“A critic is a bundle of biases held loosely together by a sense of taste.” –Whitney Balliett
Whitney Balliett, 80, acclaimed jazz critic for The New Yorker, died Thursday at his home in Manhattan, N.Y.
Known for his ability to celebrate music and delineate character rather than tread through technical analysis, Balliett translated jazz into imagistic prose that echoed the art form he so admired. In his artist profiles, he preferred to let the musician speak for himself, often leaving large portions of the story to extended quotes.
His works have been most recently anthologized in American Musicians II: Seventy-one Portraits in Jazz and Collected Works: A Journal of Jazz 1954-2001, but exist in many other volumes. In addition to his revered jazz writings, Balliett also contributed to The New Yorker‘s Talk of the Town section and The New York Review of Books.
Fresh out of college, Balliett got his start writing about jazz for the Saturday Review while proofreading over at the The New Yorker. Editor William Shawn, the same man who prompted Harold Ross to run John Hersey’s Hiroshima a decade earlier, recognized Balliett’s talent, assigning him a jazz column in 1957.
Despite seeing a marginalized role after a change in management in 1987, and departing from the magazine in 1998, Balliett submitted his final article to The New Yorker in 2001, cementing 50 years at work for the The New Yorker.
“Of all the people who write on music that I have read, Whitney was the best at getting the sounds of this music, jazz, into words,” said fellow jazz critic Nat Hentoff, adding that Balliett was also a “first-class interviewer.”
From his oft-quoted profile of clarinetist Pee Wee Russell, Balliett wrote: “Russell spoke in a low, nasal voice. Sometimes he stuttered, and sometimes whole sentences came out in a sluice-like manner, and trailed off into mumbles and down-the-nose laughs. His face was never still.”

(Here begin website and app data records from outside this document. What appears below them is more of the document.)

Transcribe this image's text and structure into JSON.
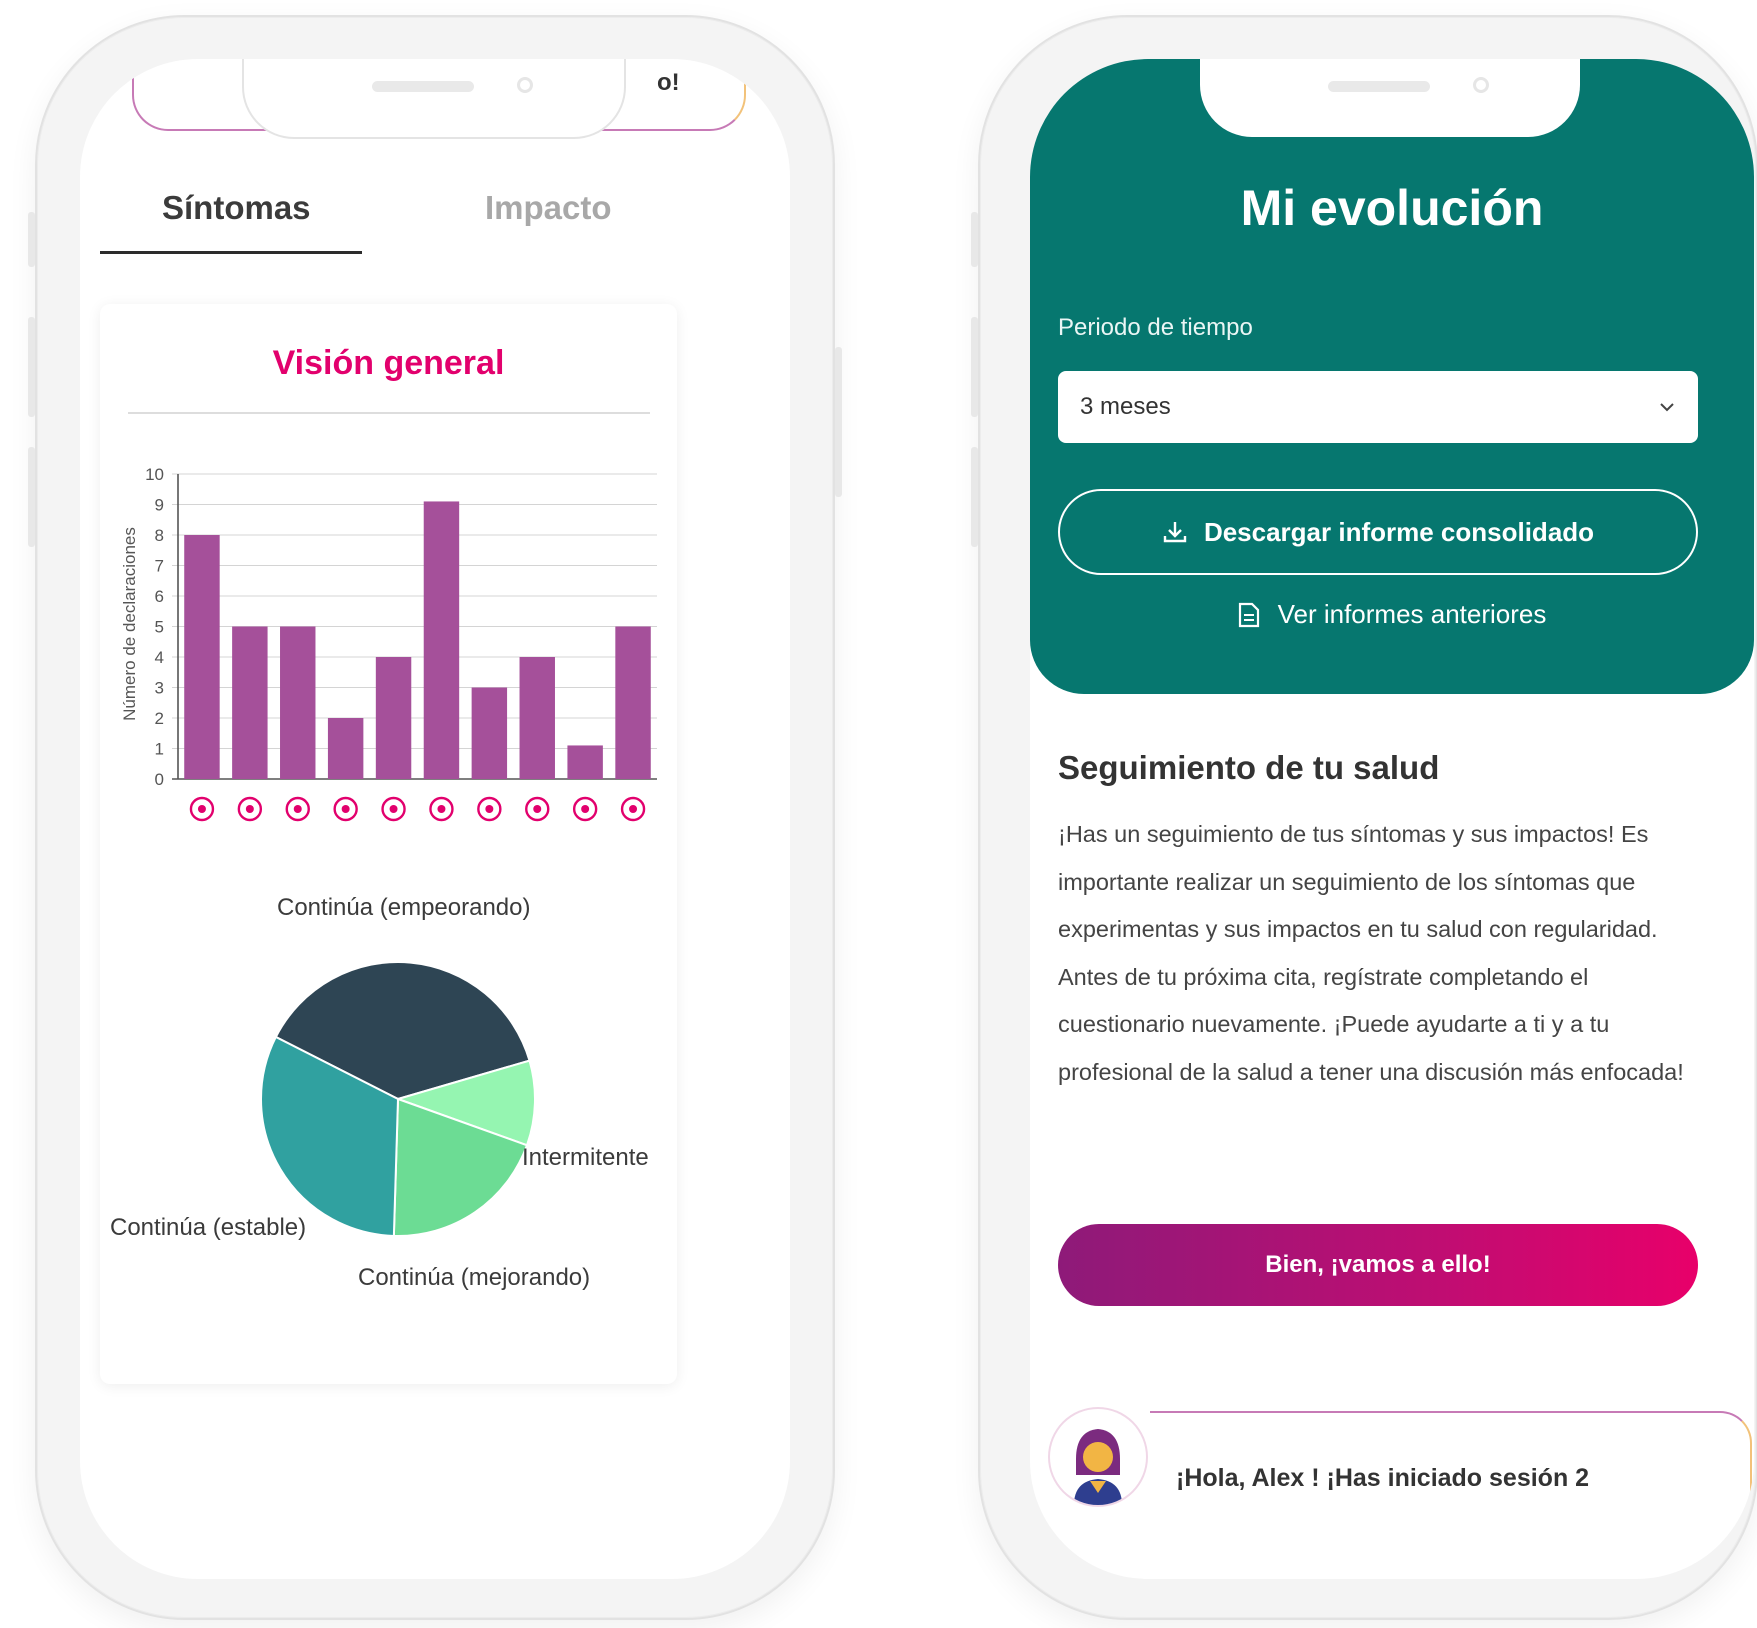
{
  "left_phone": {
    "top_card_fragment": "o!",
    "tabs": [
      {
        "label": "Síntomas",
        "active": true
      },
      {
        "label": "Impacto",
        "active": false
      }
    ],
    "chart_title": "Visión general",
    "icons": [
      "walking-person-icon",
      "head-pain-icon",
      "brain-icon",
      "eye-icon",
      "speech-bubble-icon",
      "balance-person-icon",
      "body-posture-icon",
      "tingling-icon",
      "falling-person-icon",
      "sparkles-icon"
    ]
  },
  "chart_data": [
    {
      "type": "bar",
      "ylabel": "Número de declaraciones",
      "ylim": [
        0,
        10
      ],
      "yticks": [
        0,
        1,
        2,
        3,
        4,
        5,
        6,
        7,
        8,
        9,
        10
      ],
      "categories": [
        "walking",
        "head-pain",
        "brain",
        "eye",
        "speech",
        "balance",
        "body-posture",
        "tingling",
        "falling",
        "sparkles"
      ],
      "values": [
        8,
        5,
        5,
        2,
        4,
        9.1,
        3,
        4,
        1.1,
        5
      ],
      "bar_color": "#a5509a",
      "grid": true
    },
    {
      "type": "pie",
      "slices": [
        {
          "label": "Continúa (empeorando)",
          "value": 38,
          "color": "#2e4554"
        },
        {
          "label": "Intermitente",
          "value": 10,
          "color": "#95f5b1"
        },
        {
          "label": "Continúa (mejorando)",
          "value": 20,
          "color": "#6cdc94"
        },
        {
          "label": "Continúa (estable)",
          "value": 32,
          "color": "#30a1a0"
        }
      ]
    }
  ],
  "right_phone": {
    "title": "Mi evolución",
    "period_label": "Periodo de tiempo",
    "period_value": "3 meses",
    "download_label": "Descargar informe consolidado",
    "prev_reports_label": "Ver informes anteriores",
    "section_title": "Seguimiento de tu salud",
    "section_body": "¡Has un seguimiento de tus síntomas y sus impactos! Es importante realizar un seguimiento de los síntomas que experimentas y sus impactos en tu salud con regularidad. Antes de tu próxima cita, regístrate completando el cuestionario nuevamente. ¡Puede ayudarte a ti y a tu profesional de la salud a tener una discusión más enfocada!",
    "cta_label": "Bien, ¡vamos a ello!",
    "greeting": "¡Hola, Alex ! ¡Has iniciado sesión 2"
  },
  "colors": {
    "accent_pink": "#e2006d",
    "teal_header": "#06776f",
    "bar_purple": "#a5509a"
  }
}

Describing the Count Basie Orchestra: “Although Basie’s musical changes were not always imitable, they were freely offered…Jazz rhythm sections had long been insistent, metallic, and inflexible; Basie’s was double-jointed and oblique. It swung with one hand behind its back. Page played an easy four-four beat (and the right notes), Green clocked the chords and made butterfly sounds in the background, Jones connected Page and Green with his swimming high-hat, and Basie added metaphor, impetus, humor, brevity, and direction. No one has explained how the Basie rhythm section evolved, and probably no one will.”
In 1991, Balliett eulogized Thelonious Monk, capturing the man and his music in the wake of his death: “A tall, dark, bearish, inward-shining man, he wore odd hats and dark glasses with bamboo frames when he played…His motions celebrated what he and his musicians played…His compositions and his playing were of a piece. His improvisations were molten Monk compositions, and his compositions were frozen Monk improvisations.”
Though mainly acknowledged as a writer, Balliett helped create The Sound of Jazz, working as a musical consultant with Hentoff for the CBS-TV show in 1957. The one-night-only live program featured a rich cast of jazz musicians including Monk, Coleman Hawkins, Lester Young and Billie Holiday.
Other jazz critics occasionally chastised Balliett for favoring older, more traditional artists without embracing the newer, more modern players.
“I think as you get older, your tastes narrow,” Balliett told Jerry Jazz Musician in an interview after the release of his Collected Works: A Journal of Jazz 1954-2001. “The great literary critic Edmund Wilson, whom I admired very much, just stopped writing about contemporary things when he got into his late 60’s and early 70’s. He spent all his time re-evaluating earlier writers like James Branch Cabell who were out of fashion. I find that that’s happened to me a little bit. I do try and listen to the young Turks, but it’s a struggle to keep your vision open and functioning.”
Born in Manhattan on April 17, 1926, Whitney Lyon Balliett graduated from Cornell University in 1951. He is survived by his wife Nancy; his children, Whitney, James, Blue, Will and Julie Rose; his brother Fargo; and his seven grandchildren.Originally Published